Dutch researchers partner with Google sister Verily on major Parkinson's study
Google parent company Alphabet turned heads last week with the announcement of a sleek new smartwatch from its life sciences subsidiary Verily. Though not planned for the consumer market, the Verily Study Watch will be part of a joint research project between the firm and Radboud University in Nijmegen to examine the effect of multiple factors on the progression of Parkinson’s disease.
The university, its medical center and ParkinsonNet, a non-profit based at the hospital, will team up with Verily to compile an extraordinary amount of daily data from Parkinson's patients across the Netherlands. “Our vision is to identify new biological markers that will allow us to track the progression of the disease more sensitively and potentially provide a foundation for new and more personalized treatments,” Verily stated in a news release.
Information from the wearable devices will aggregate vital signs and physical activity. This will be combined with data gleaned from brain imaging and molecular analysis, the company said.
It is hoped that data collected on a daily basis “from a nationally representative cohort to identify patterns that affect the progression of the disease in a methodical and robust way.”

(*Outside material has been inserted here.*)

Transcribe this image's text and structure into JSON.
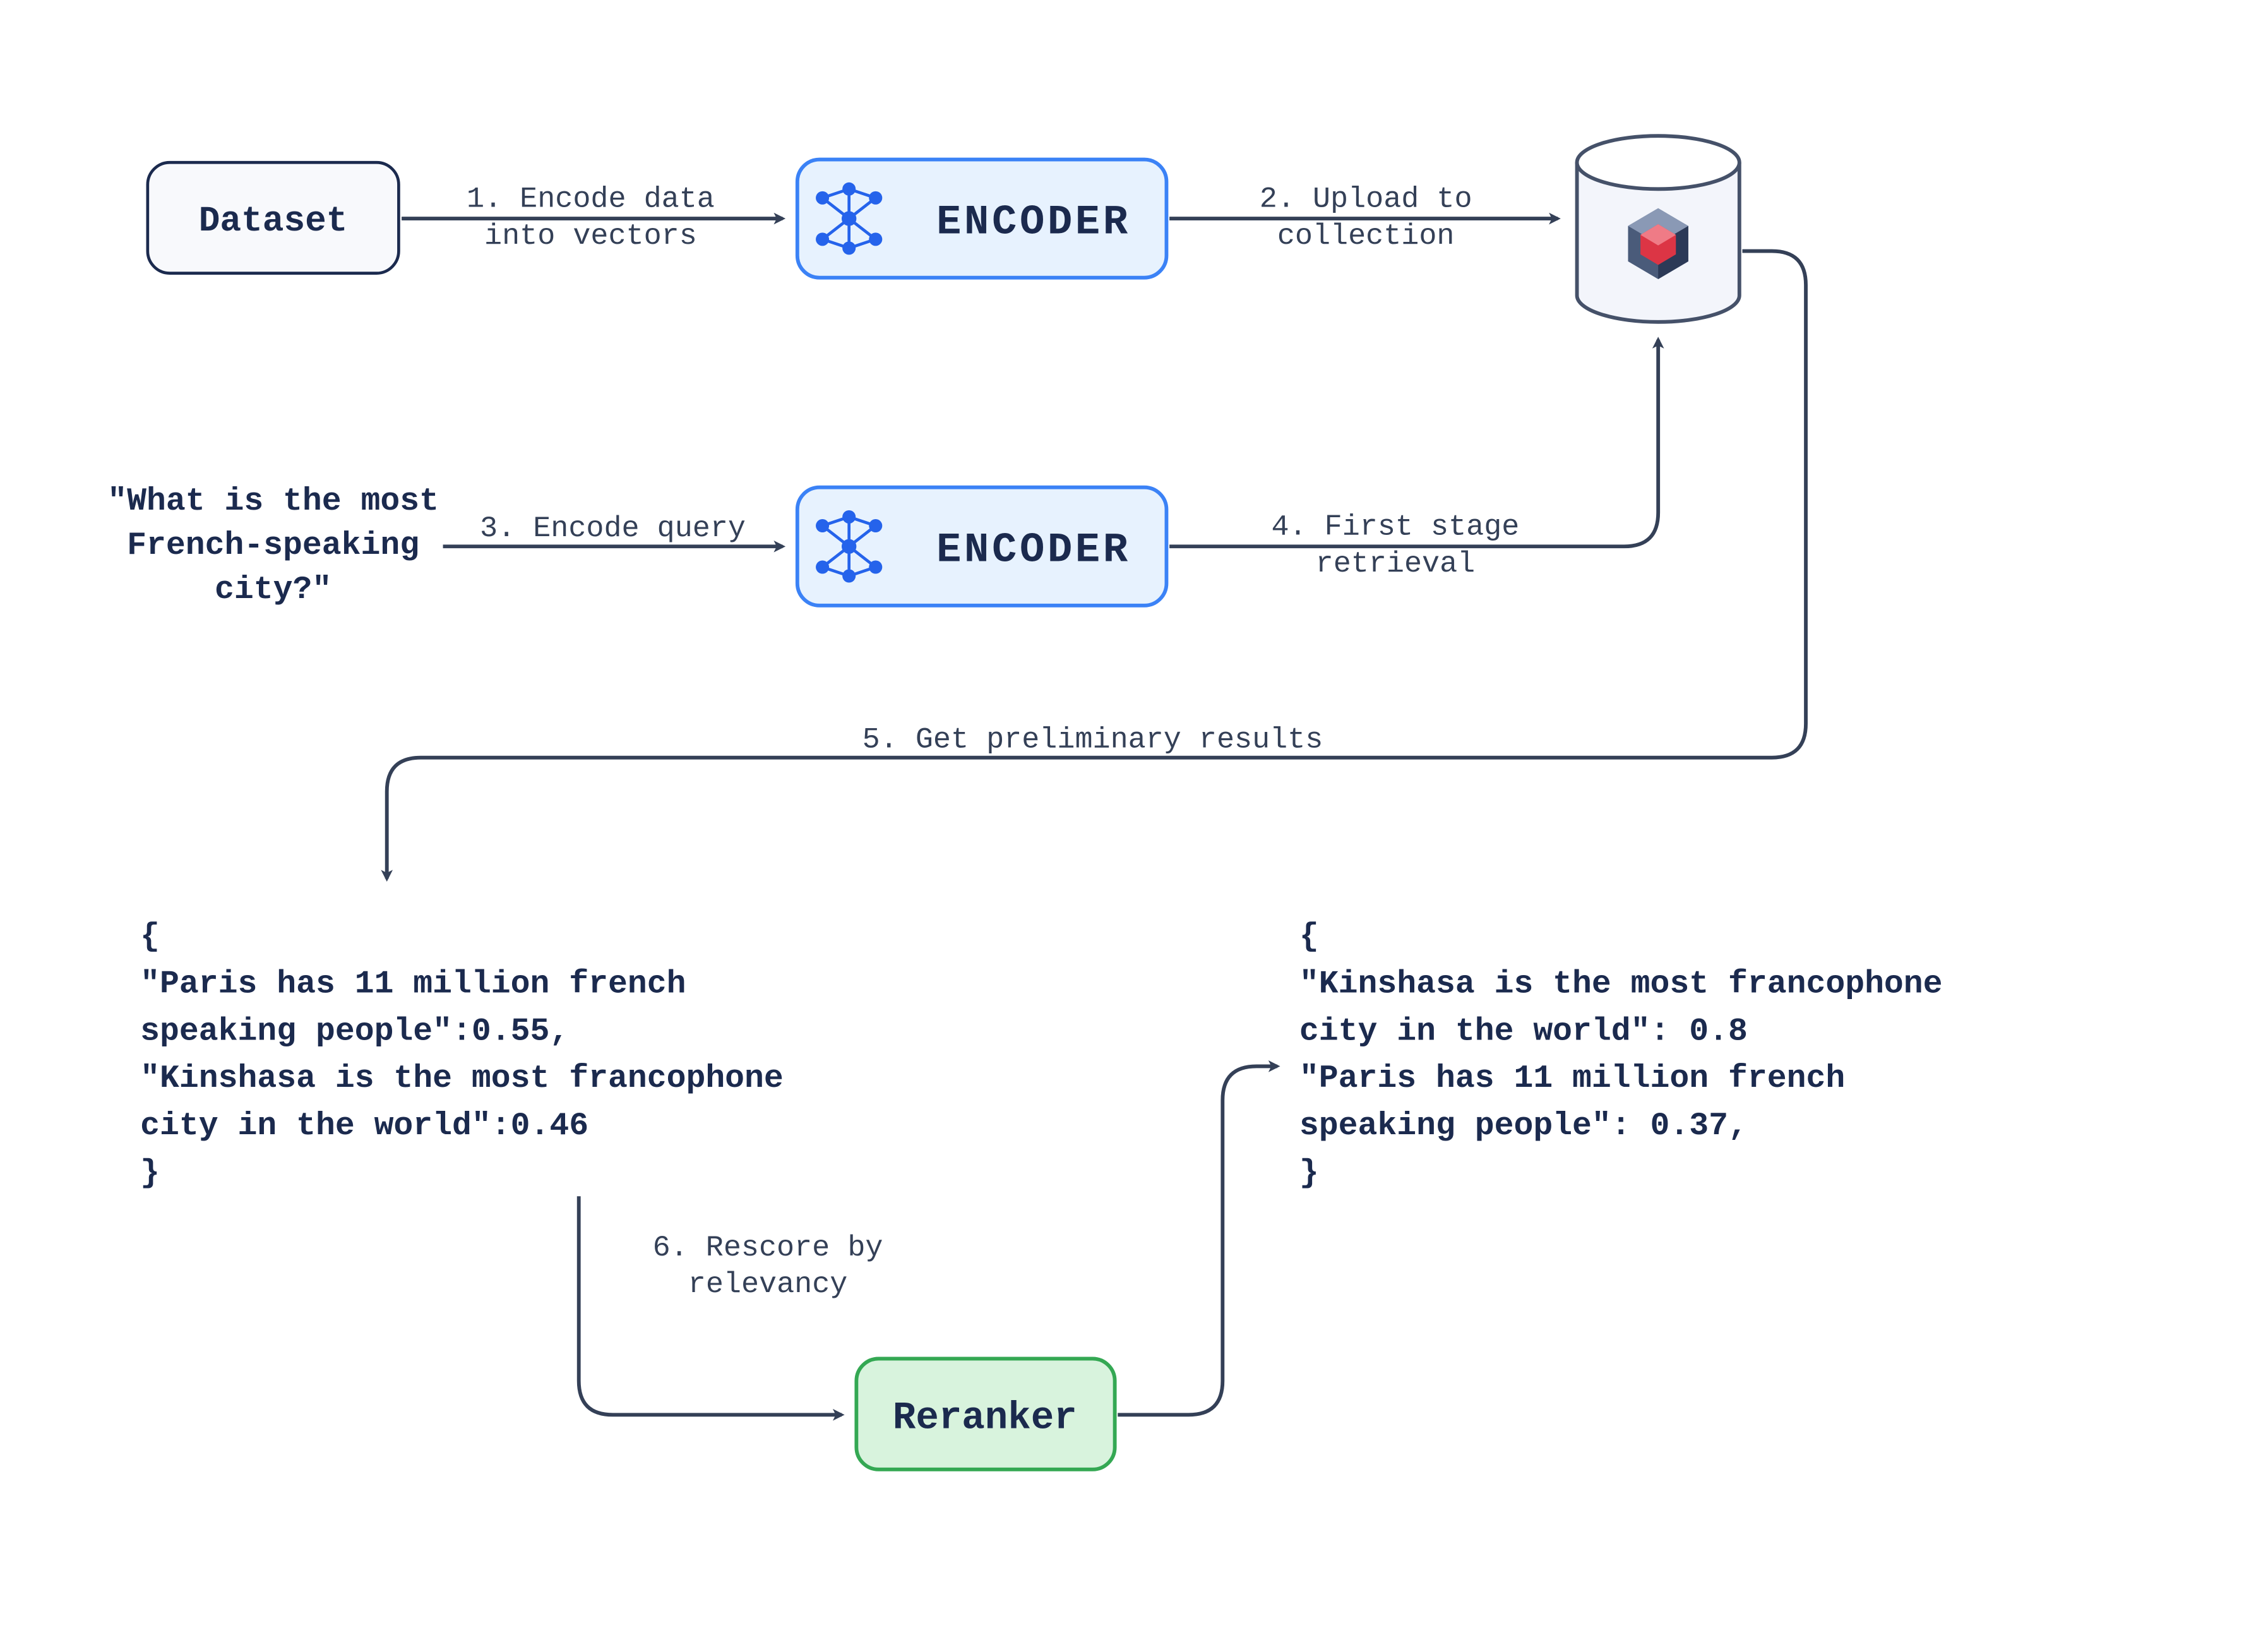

Two professors at the University will also assist with implementing a new encryption method to help keep the patient data secure.

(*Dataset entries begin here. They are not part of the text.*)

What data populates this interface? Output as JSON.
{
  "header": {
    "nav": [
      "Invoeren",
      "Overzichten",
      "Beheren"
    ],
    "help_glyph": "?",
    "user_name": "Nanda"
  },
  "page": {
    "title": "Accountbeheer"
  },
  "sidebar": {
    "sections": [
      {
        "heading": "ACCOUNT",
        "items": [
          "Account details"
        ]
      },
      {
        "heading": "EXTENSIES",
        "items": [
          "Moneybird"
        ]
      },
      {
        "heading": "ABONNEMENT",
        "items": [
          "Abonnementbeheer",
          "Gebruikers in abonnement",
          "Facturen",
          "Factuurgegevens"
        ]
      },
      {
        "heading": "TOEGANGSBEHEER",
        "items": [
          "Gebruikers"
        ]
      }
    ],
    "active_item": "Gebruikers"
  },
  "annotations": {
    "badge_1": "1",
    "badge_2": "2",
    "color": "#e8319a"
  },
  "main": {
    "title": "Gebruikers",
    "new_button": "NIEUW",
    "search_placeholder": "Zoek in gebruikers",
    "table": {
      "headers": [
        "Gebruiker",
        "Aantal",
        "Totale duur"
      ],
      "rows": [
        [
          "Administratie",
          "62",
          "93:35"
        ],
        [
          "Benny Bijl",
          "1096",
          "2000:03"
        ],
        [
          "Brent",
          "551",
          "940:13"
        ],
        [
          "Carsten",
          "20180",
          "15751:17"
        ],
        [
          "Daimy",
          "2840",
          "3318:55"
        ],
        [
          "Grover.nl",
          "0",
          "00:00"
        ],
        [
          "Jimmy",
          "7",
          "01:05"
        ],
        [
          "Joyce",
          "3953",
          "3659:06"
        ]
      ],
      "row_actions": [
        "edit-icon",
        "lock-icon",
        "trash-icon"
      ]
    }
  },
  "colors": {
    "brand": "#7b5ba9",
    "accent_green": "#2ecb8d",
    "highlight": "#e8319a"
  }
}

The Study Watch uses sensors to record the electrical activity of the heart, heart rate, movement, and electrodermal activity. It has enough memory to continuously collect raw data for several weeks in real time, and the battery can last for up to a week before it needs to be recharged.
Almost no medical information is shared with the patient via the smartwatch, a feature which could limit the watch’s effect on the patient’s mindset during a long-term study.